**Instructions to follow**
Scan the material that follows. Copy every line containing the word "waste".

**Records for the task**
:::::

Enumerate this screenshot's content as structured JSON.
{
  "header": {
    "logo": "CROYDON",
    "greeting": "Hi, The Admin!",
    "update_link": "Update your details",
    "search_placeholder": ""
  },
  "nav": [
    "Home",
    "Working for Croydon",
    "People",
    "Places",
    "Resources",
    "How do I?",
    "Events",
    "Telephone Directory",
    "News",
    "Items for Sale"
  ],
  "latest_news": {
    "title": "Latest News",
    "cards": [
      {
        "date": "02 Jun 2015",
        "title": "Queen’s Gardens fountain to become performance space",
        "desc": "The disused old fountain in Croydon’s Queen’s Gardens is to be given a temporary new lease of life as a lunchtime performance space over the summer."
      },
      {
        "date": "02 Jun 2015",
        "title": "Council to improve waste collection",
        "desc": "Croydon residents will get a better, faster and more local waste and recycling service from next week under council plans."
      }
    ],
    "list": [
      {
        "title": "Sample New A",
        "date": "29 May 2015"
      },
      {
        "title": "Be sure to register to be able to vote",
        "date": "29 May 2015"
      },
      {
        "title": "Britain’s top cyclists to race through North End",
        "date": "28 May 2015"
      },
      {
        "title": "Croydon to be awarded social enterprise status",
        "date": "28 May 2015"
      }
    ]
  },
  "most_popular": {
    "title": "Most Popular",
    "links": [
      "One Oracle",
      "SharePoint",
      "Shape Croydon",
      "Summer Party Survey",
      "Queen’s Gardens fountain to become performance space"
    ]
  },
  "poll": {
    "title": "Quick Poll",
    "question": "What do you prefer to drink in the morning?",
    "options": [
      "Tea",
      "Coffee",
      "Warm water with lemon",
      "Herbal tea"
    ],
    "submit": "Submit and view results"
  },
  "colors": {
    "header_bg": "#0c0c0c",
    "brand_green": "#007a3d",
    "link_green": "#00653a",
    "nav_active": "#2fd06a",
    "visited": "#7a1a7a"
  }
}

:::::

**Task answer**
        "title": "Council to improve waste collection",
        "desc": "Croydon residents will get a better, faster and more local waste and recycling service from next week under council plans."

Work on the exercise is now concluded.